The meeting does not go well. Borden asks if his father loves him, if his father loved his mother. He asks if his father hates him for killing his mother by being born. Borden explodes at his father, calling himself a freak. His father leaves. Gerta begs Borden to come outside with her. Once again, he refuses. He stays in his apartment and talks to God. He decides he doesn’t want to be destroyed.
Borden knocks on Gerta’s door and tells her he wants to come in.
Cliff Robertson made four appearances on The United States Steel Hour between 1956 and 1961. “Man on a Mountaintop” was his last. He is superb in the role of Horace Borden, a genius who knows so much but doesn’t know how to interact with people, how to love, how to live in a world he can’t understand. As the episode unfolds, viewers learn how Borden’s father used him as an experiment, endlessly teaching him without any affection in the hopes of raising the next Einstein.

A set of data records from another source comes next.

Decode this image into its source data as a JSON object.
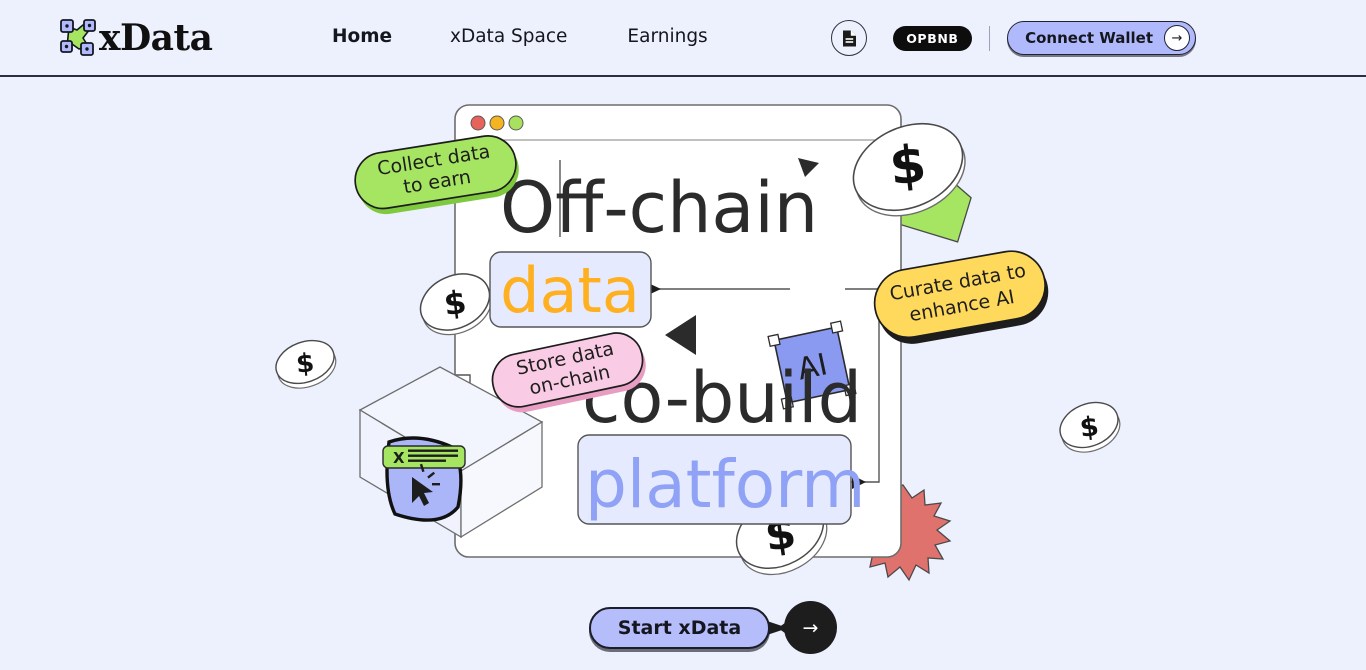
{
  "header": {
    "logo_text": "xData",
    "logo_icon": "xdata-node-graph-logo",
    "nav": [
      {
        "label": "Home",
        "active": true
      },
      {
        "label": "xData Space",
        "active": false
      },
      {
        "label": "Earnings",
        "active": false
      }
    ],
    "doc_icon": "document-icon",
    "chain_badge": "OPBNB",
    "connect_label": "Connect Wallet",
    "connect_arrow_icon": "arrow-right-icon"
  },
  "hero": {
    "headline_line1": "Off-chain",
    "headline_line2": "co-build",
    "box_data": "data",
    "box_platform": "platform",
    "node_ai": "AI",
    "tag_x": "X",
    "badges": [
      {
        "id": "collect",
        "line1": "Collect data",
        "line2": "to earn",
        "color": "#a5e561"
      },
      {
        "id": "store",
        "line1": "Store data",
        "line2": "on-chain",
        "color": "#f9cbe4"
      },
      {
        "id": "curate",
        "line1": "Curate data to",
        "line2": "enhance AI",
        "color": "#ffd95c"
      }
    ],
    "coin_symbol": "$",
    "coins_count": 5,
    "window_dots": [
      "#e8625c",
      "#f5b522",
      "#a8e05f"
    ],
    "cta_label": "Start xData",
    "cta_arrow_icon": "arrow-right-icon"
  },
  "colors": {
    "background": "#edf0fd",
    "accent_periwinkle": "#b0b9fb",
    "accent_orange": "#ffb020",
    "accent_green": "#a5e561",
    "accent_pink": "#f9cbe4",
    "accent_yellow": "#ffd95c",
    "accent_red": "#e0726e",
    "ink": "#15171f"
  }
}
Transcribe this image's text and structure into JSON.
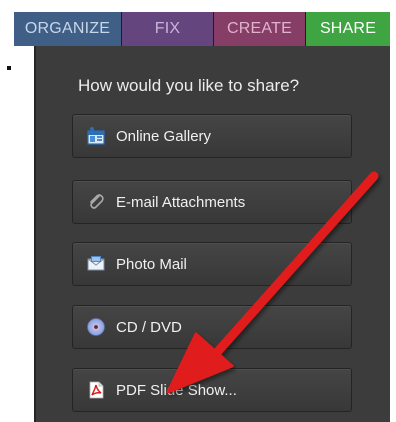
{
  "tabs": {
    "organize": "ORGANIZE",
    "fix": "FIX",
    "create": "CREATE",
    "share": "SHARE",
    "active": "SHARE"
  },
  "share_panel": {
    "prompt": "How would you like to share?",
    "options": [
      {
        "label": "Online Gallery",
        "icon": "gallery-icon"
      },
      {
        "label": "E-mail Attachments",
        "icon": "paperclip-icon"
      },
      {
        "label": "Photo Mail",
        "icon": "envelope-icon"
      },
      {
        "label": "CD / DVD",
        "icon": "disc-icon"
      },
      {
        "label": "PDF Slide Show...",
        "icon": "pdf-icon"
      }
    ]
  },
  "annotation": {
    "type": "red-arrow",
    "points_to": "PDF Slide Show...",
    "color": "#e01b1b"
  },
  "colors": {
    "organize_tab": "#3f5f86",
    "fix_tab": "#65457e",
    "create_tab": "#873e66",
    "share_tab": "#3fa542",
    "panel_bg": "#3c3c3c"
  }
}
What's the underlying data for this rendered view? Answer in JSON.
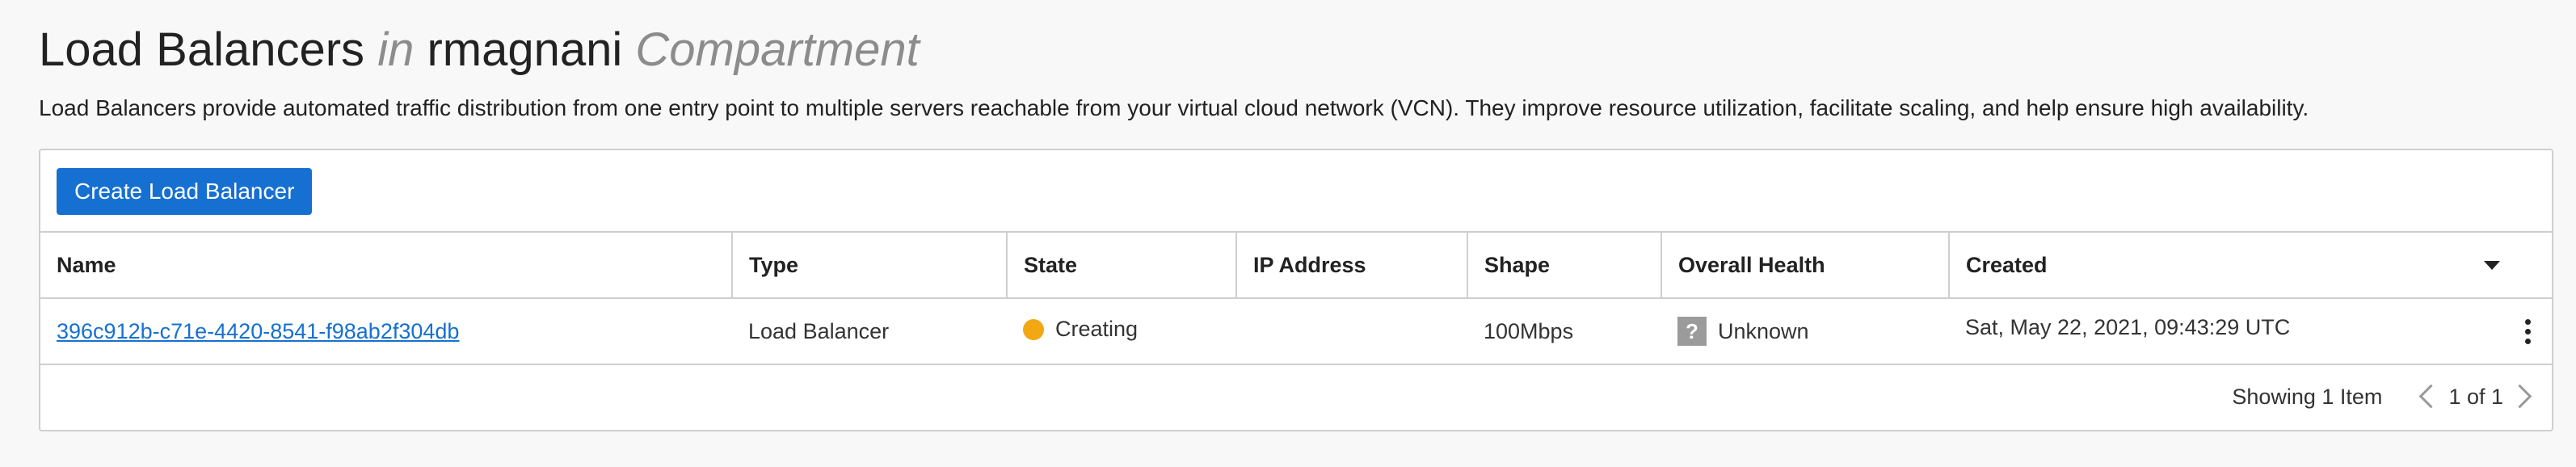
{
  "header": {
    "title_main": "Load Balancers",
    "title_in": "in",
    "compartment_name": "rmagnani",
    "title_compartment": "Compartment",
    "description": "Load Balancers provide automated traffic distribution from one entry point to multiple servers reachable from your virtual cloud network (VCN). They improve resource utilization, facilitate scaling, and help ensure high availability."
  },
  "toolbar": {
    "create_label": "Create Load Balancer"
  },
  "table": {
    "columns": [
      "Name",
      "Type",
      "State",
      "IP Address",
      "Shape",
      "Overall Health",
      "Created"
    ],
    "rows": [
      {
        "name": "396c912b-c71e-4420-8541-f98ab2f304db",
        "type": "Load Balancer",
        "state": "Creating",
        "ip_address": "",
        "shape": "100Mbps",
        "health_icon": "?",
        "overall_health": "Unknown",
        "created": "Sat, May 22, 2021, 09:43:29 UTC"
      }
    ]
  },
  "footer": {
    "showing": "Showing 1 Item",
    "page": "1 of 1"
  },
  "colors": {
    "accent": "#1670d1",
    "state_creating": "#f3a712",
    "health_unknown": "#9b9b9b"
  }
}
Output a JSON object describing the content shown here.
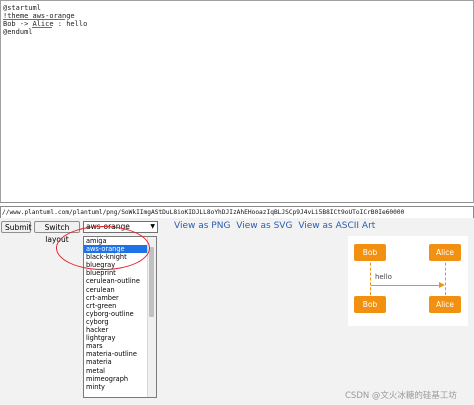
{
  "editor": {
    "lines": [
      "@startuml",
      "!theme aws-orange",
      "Bob -> Alice : hello",
      "@enduml"
    ]
  },
  "url": "//www.plantuml.com/plantuml/png/SoWkIImgAStDuL8ioKIDJLL8oYhDJIzAhEHooazIqBLJSCp9J4vLi5B8ICt9oUToICrB0Ie60000",
  "toolbar": {
    "submit_label": "Submit",
    "switch_label": "Switch layout",
    "theme_value": "aws-orange",
    "theme_arrow": "▼"
  },
  "links": {
    "png": "View as PNG",
    "svg": "View as SVG",
    "ascii": "View as ASCII Art"
  },
  "dropdown": {
    "options": [
      "amiga",
      "aws-orange",
      "black-knight",
      "bluegray",
      "blueprint",
      "cerulean-outline",
      "cerulean",
      "crt-amber",
      "crt-green",
      "cyborg-outline",
      "cyborg",
      "hacker",
      "lightgray",
      "mars",
      "materia-outline",
      "materia",
      "metal",
      "mimeograph",
      "minty"
    ],
    "selected_index": 1
  },
  "diagram": {
    "participants": [
      "Bob",
      "Alice"
    ],
    "message": "hello",
    "accent_color": "#f29111"
  },
  "watermark": "CSDN @文火冰糖的硅基工坊"
}
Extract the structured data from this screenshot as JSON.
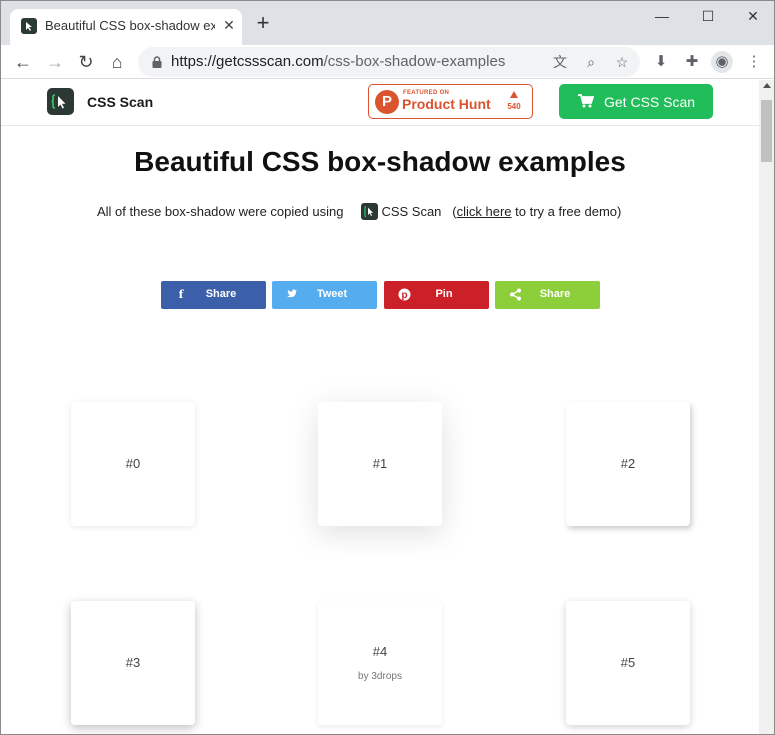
{
  "browser": {
    "tab_title": "Beautiful CSS box-shadow exam",
    "url_host": "https://getcssscan.com",
    "url_path": "/css-box-shadow-examples"
  },
  "header": {
    "brand": "CSS Scan",
    "producthunt": {
      "featured": "FEATURED ON",
      "name": "Product Hunt",
      "count": "540"
    },
    "cta_label": "Get CSS Scan"
  },
  "hero": {
    "title": "Beautiful CSS box-shadow examples",
    "sub_before": "All of these box-shadow were copied using",
    "sub_brand": "CSS Scan",
    "sub_open": "(",
    "sub_link": "click here",
    "sub_after": " to try a free demo)"
  },
  "share": [
    {
      "label": "Share",
      "icon": "facebook-icon",
      "color": "#3b5fa8"
    },
    {
      "label": "Tweet",
      "icon": "twitter-icon",
      "color": "#55acee"
    },
    {
      "label": "Pin",
      "icon": "pinterest-icon",
      "color": "#cb2027"
    },
    {
      "label": "Share",
      "icon": "share-icon",
      "color": "#8dce3b"
    }
  ],
  "cards": [
    {
      "label": "#0",
      "sub": ""
    },
    {
      "label": "#1",
      "sub": ""
    },
    {
      "label": "#2",
      "sub": ""
    },
    {
      "label": "#3",
      "sub": ""
    },
    {
      "label": "#4",
      "sub": "by 3drops"
    },
    {
      "label": "#5",
      "sub": ""
    }
  ]
}
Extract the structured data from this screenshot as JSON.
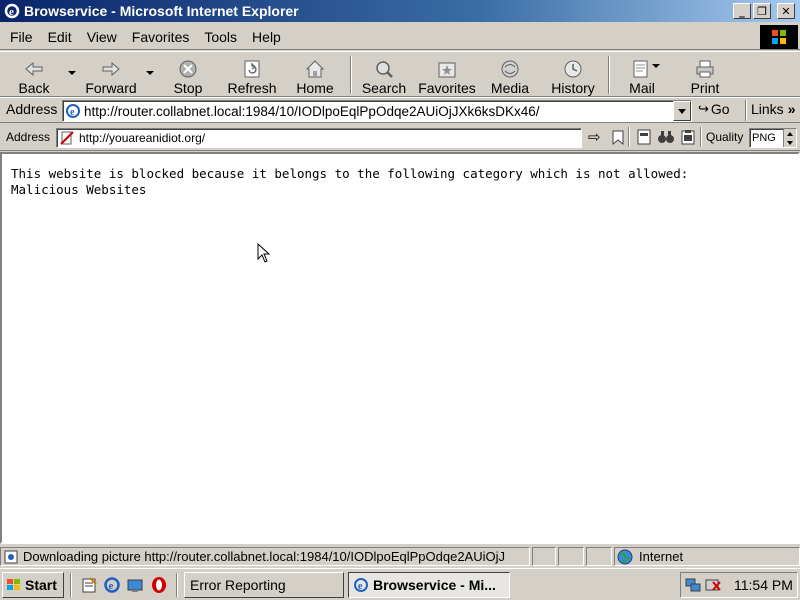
{
  "window": {
    "title": "Browservice - Microsoft Internet Explorer"
  },
  "menu": [
    "File",
    "Edit",
    "View",
    "Favorites",
    "Tools",
    "Help"
  ],
  "toolbar": {
    "back": "Back",
    "forward": "Forward",
    "stop": "Stop",
    "refresh": "Refresh",
    "home": "Home",
    "search": "Search",
    "favorites": "Favorites",
    "media": "Media",
    "history": "History",
    "mail": "Mail",
    "print": "Print"
  },
  "address": {
    "label": "Address",
    "url": "http://router.collabnet.local:1984/10/IODlpoEqlPpOdqe2AUiOjJXk6ksDKx46/",
    "go": "Go",
    "links": "Links"
  },
  "inner": {
    "label": "Address",
    "url": "http://youareanidiot.org/",
    "quality_label": "Quality",
    "quality_value": "PNG"
  },
  "page": {
    "line1": "This website is blocked because it belongs to the following category which is not allowed:",
    "line2": "Malicious Websites"
  },
  "status": {
    "text": "Downloading picture http://router.collabnet.local:1984/10/IODlpoEqlPpOdqe2AUiOjJ",
    "zone": "Internet"
  },
  "taskbar": {
    "start": "Start",
    "tasks": [
      "Error Reporting",
      "Browservice - Mi..."
    ],
    "clock": "11:54 PM"
  }
}
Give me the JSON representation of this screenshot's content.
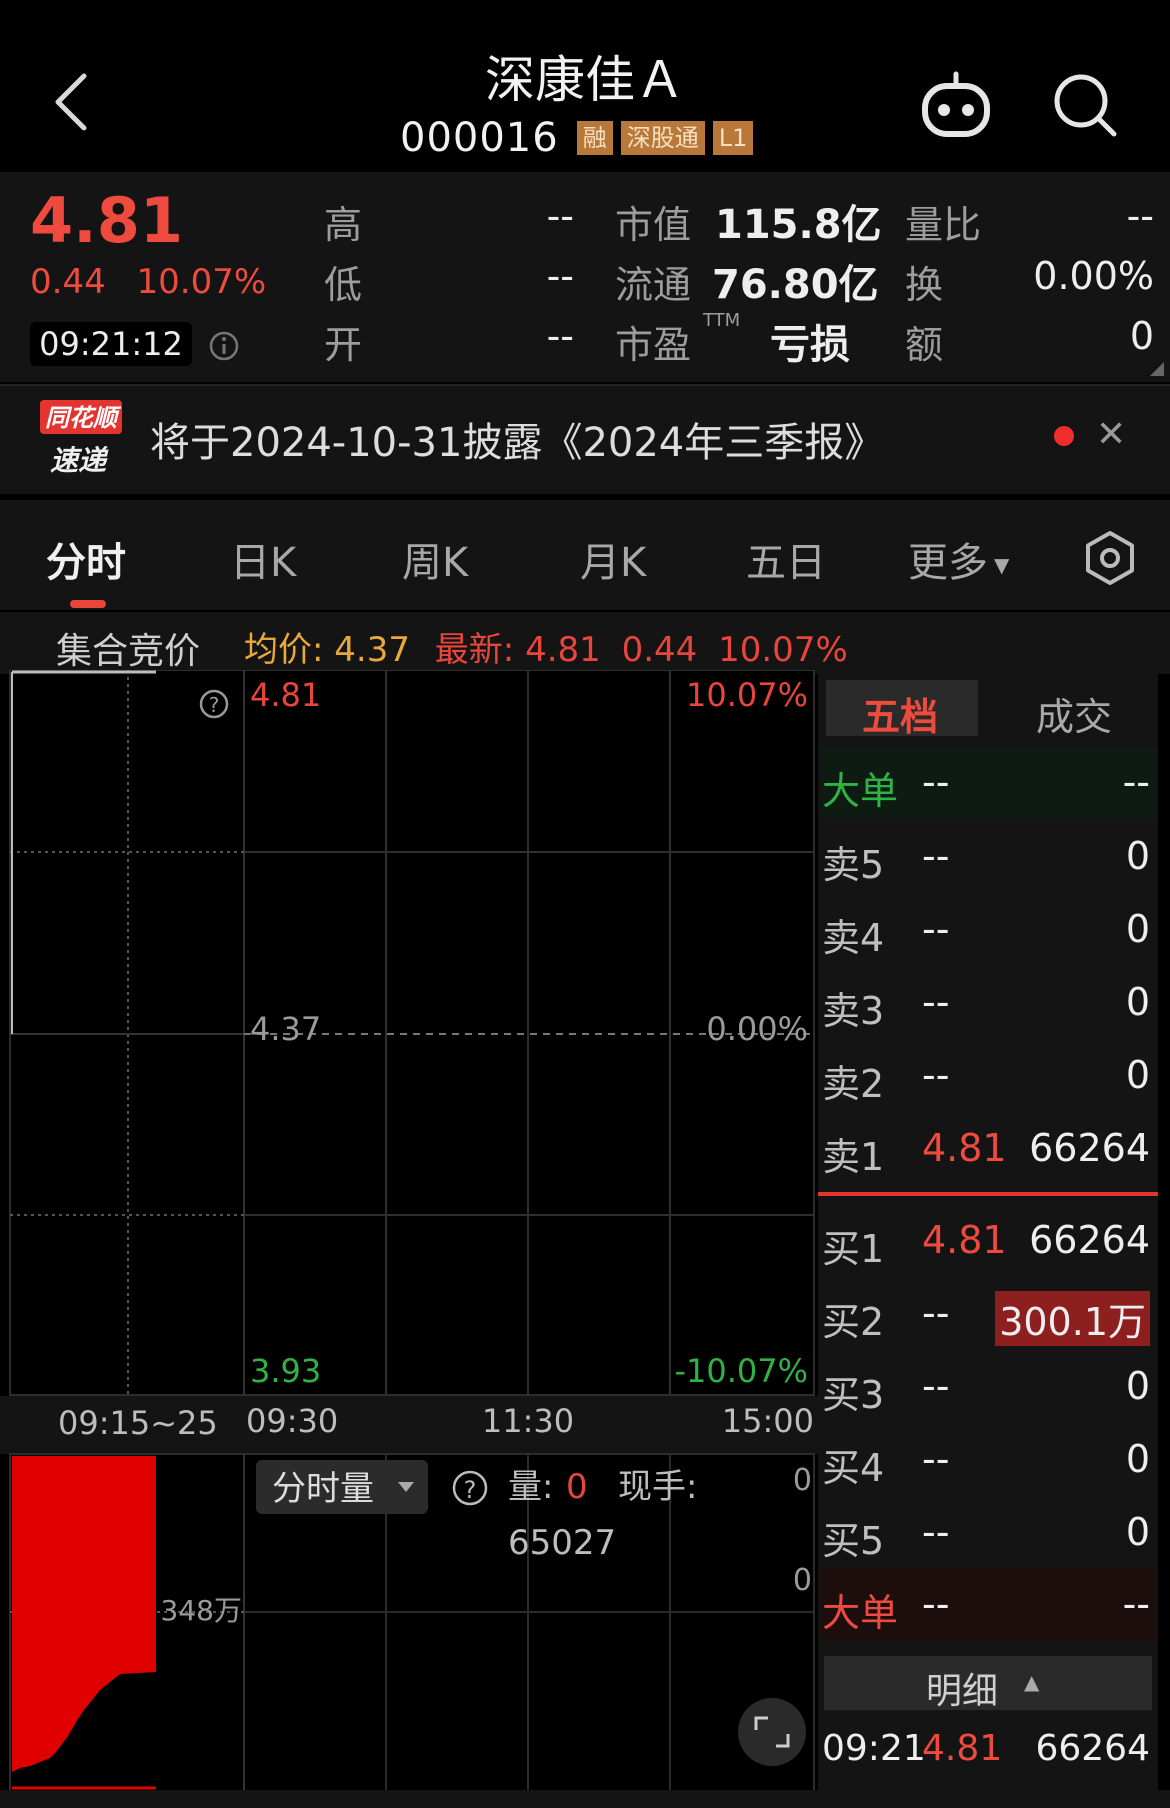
{
  "header": {
    "title": "深康佳Ａ",
    "code": "000016",
    "tags": [
      "融",
      "深股通",
      "L1"
    ]
  },
  "quote": {
    "price": "4.81",
    "change": "0.44",
    "change_pct": "10.07%",
    "time": "09:21:12",
    "high_label": "高",
    "high_value": "--",
    "low_label": "低",
    "low_value": "--",
    "open_label": "开",
    "open_value": "--",
    "mktcap_label": "市值",
    "mktcap_value": "115.8亿",
    "float_label": "流通",
    "float_value": "76.80亿",
    "pe_label": "市盈",
    "pe_ttm": "TTM",
    "pe_value": "亏损",
    "volratio_label": "量比",
    "volratio_value": "--",
    "turnover_label": "换",
    "turnover_value": "0.00%",
    "amount_label": "额",
    "amount_value": "0"
  },
  "news": {
    "logo_line1": "同花顺",
    "logo_line2": "速递",
    "text": "将于2024-10-31披露《2024年三季报》"
  },
  "tabs": [
    "分时",
    "日K",
    "周K",
    "月K",
    "五日",
    "更多"
  ],
  "subheader": {
    "auction": "集合竞价",
    "avg_label": "均价:",
    "avg_value": "4.37",
    "latest_label": "最新:",
    "latest_value": "4.81",
    "latest_change": "0.44",
    "latest_pct": "10.07%"
  },
  "chart": {
    "price_top": "4.81",
    "pct_top": "10.07%",
    "price_mid": "4.37",
    "pct_mid": "0.00%",
    "price_bottom": "3.93",
    "pct_bottom": "-10.07%",
    "time_auction": "09:15~25",
    "time_open": "09:30",
    "time_mid": "11:30",
    "time_close": "15:00",
    "vol_mark": "348万",
    "vol_selector": "分时量",
    "vol_label": "量:",
    "vol_value": "0",
    "hand_label": "现手:",
    "hand_value": "65027",
    "vol_axis_top": "0",
    "vol_axis_mid": "0",
    "colors": {
      "up": "#e8453c",
      "down": "#2fb344",
      "grid": "#333333"
    }
  },
  "orderbook": {
    "tab_active": "五档",
    "tab_other": "成交",
    "big_sell_label": "大单",
    "big_sell_price": "--",
    "big_sell_vol": "--",
    "sell": [
      {
        "label": "卖5",
        "price": "--",
        "vol": "0"
      },
      {
        "label": "卖4",
        "price": "--",
        "vol": "0"
      },
      {
        "label": "卖3",
        "price": "--",
        "vol": "0"
      },
      {
        "label": "卖2",
        "price": "--",
        "vol": "0"
      },
      {
        "label": "卖1",
        "price": "4.81",
        "vol": "66264"
      }
    ],
    "buy": [
      {
        "label": "买1",
        "price": "4.81",
        "vol": "66264"
      },
      {
        "label": "买2",
        "price": "--",
        "vol": "300.1万"
      },
      {
        "label": "买3",
        "price": "--",
        "vol": "0"
      },
      {
        "label": "买4",
        "price": "--",
        "vol": "0"
      },
      {
        "label": "买5",
        "price": "--",
        "vol": "0"
      }
    ],
    "big_buy_label": "大单",
    "big_buy_price": "--",
    "big_buy_vol": "--",
    "detail_label": "明细",
    "detail_time": "09:21",
    "detail_price": "4.81",
    "detail_vol": "66264"
  }
}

Consider the following exchange:
Bordon: “To my father I was a machine. A calculating machine. He fed in the data, facts became correlated and registered and when you punched the right buttons out came the correct answer. Simple.”
Gerta: “Not so simple.”
Bordon: “No, not so simple. Because somewhere the cogs did not mesh.”
Borden’s speech is flat, almost robotic. He talks quickly, with few contractions. Even when angry, his voice generally lacks emotion. He simply speaks louder or yells, as he does when confronting his father near the end of the episode:
“Look at me! I’m a freak. I’m a machine. I’m a machine built without love. Didn’t you know that, Father? Didn’t you know if you failed that I would be a freak? Didn’t you know that? When you build a machine and it fails you throw it away. What do you do with a man? What do you do with a man!”
Only when talking to Gerta does Borden’s humanity slip through the wall he’s built around himself. It turns out he isn’t a machine after all.
Salome Jens comes close to holding her own opposite Robertson, yet her character is one dimensional. Gerta’s only role is to push Borden to grow. She is the reason for his attempts to change throughout the episode, nothing more.
I’ve seen one other episode of The United States Steel Hour featuring Cliff Robertson (“The Two Worlds of Charlie Gordon”) and he is just as riveting as he is in “Man on a Mountaintop.”
Robert Alan Aurthur penned “Man on a Mountaintop” in 1954 for The Philco Television Playhouse on NBC. Steven Hill played Horace Borden, with Loretta Leversee as Gerta Blake. The episode aired on October 17th, 1954. It won the 1954 Sylvania Award for Finest Original Teleplay of the Year.
The title of the episode is a reference to Philip Wylie’s 1930 novel Gladiator, which Borden references during the episode.
Five months before this episode aired, the British dramatic anthology Armchair Theatre broadcast its own version of “Man on a Mountaintop” starring Don Borisenko and Susan Hampshire.
Where to Watch
The UCLA Film & Television Archive uploaded “Man on a Mountaintop” to YouTube in April.
Do you remember watching “Man on a Mountaintop” back in 1961? Have you watched it recently on YouTube? Hit the comments with your thoughts and recollections.